*Problem requirements*. Every line with the word "true" in it should be extracted from the data that follows.

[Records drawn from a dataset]
____
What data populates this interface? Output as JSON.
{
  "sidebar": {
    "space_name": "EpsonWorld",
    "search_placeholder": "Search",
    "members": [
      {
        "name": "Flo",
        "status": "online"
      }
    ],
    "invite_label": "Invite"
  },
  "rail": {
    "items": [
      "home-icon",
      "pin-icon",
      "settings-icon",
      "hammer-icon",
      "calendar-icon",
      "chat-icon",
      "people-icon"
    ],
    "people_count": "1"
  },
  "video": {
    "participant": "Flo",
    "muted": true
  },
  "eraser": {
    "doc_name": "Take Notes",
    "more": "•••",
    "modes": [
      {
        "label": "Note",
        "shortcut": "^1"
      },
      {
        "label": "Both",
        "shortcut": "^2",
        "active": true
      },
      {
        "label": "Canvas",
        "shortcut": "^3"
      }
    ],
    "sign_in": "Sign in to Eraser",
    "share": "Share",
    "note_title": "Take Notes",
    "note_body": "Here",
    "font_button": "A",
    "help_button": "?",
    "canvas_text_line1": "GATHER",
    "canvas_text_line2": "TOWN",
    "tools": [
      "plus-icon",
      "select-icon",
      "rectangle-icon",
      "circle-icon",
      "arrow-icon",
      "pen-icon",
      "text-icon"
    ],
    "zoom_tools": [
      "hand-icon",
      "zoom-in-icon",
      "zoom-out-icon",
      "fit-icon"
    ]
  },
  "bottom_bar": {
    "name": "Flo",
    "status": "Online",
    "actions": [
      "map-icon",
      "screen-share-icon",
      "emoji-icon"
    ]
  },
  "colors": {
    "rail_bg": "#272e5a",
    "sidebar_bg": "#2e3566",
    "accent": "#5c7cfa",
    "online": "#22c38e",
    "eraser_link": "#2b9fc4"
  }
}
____
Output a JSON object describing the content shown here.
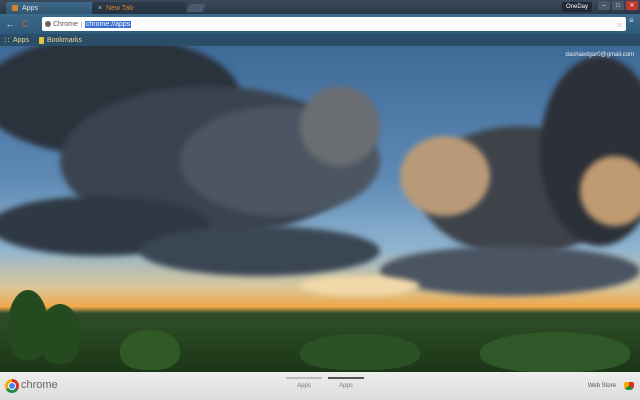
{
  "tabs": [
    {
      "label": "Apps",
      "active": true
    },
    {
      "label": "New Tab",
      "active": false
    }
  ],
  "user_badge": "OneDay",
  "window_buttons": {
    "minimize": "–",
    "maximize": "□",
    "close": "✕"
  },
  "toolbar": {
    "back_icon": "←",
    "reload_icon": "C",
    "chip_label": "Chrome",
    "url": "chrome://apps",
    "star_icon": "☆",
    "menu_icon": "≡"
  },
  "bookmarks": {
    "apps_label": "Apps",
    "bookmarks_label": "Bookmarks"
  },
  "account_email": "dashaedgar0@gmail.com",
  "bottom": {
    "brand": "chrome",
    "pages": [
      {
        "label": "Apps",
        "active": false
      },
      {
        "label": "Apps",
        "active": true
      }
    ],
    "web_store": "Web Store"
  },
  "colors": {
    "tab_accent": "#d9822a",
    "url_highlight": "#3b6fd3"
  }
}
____
*Expected answer*.
    "muted": true
        "active": true
      "active": true
        "active": true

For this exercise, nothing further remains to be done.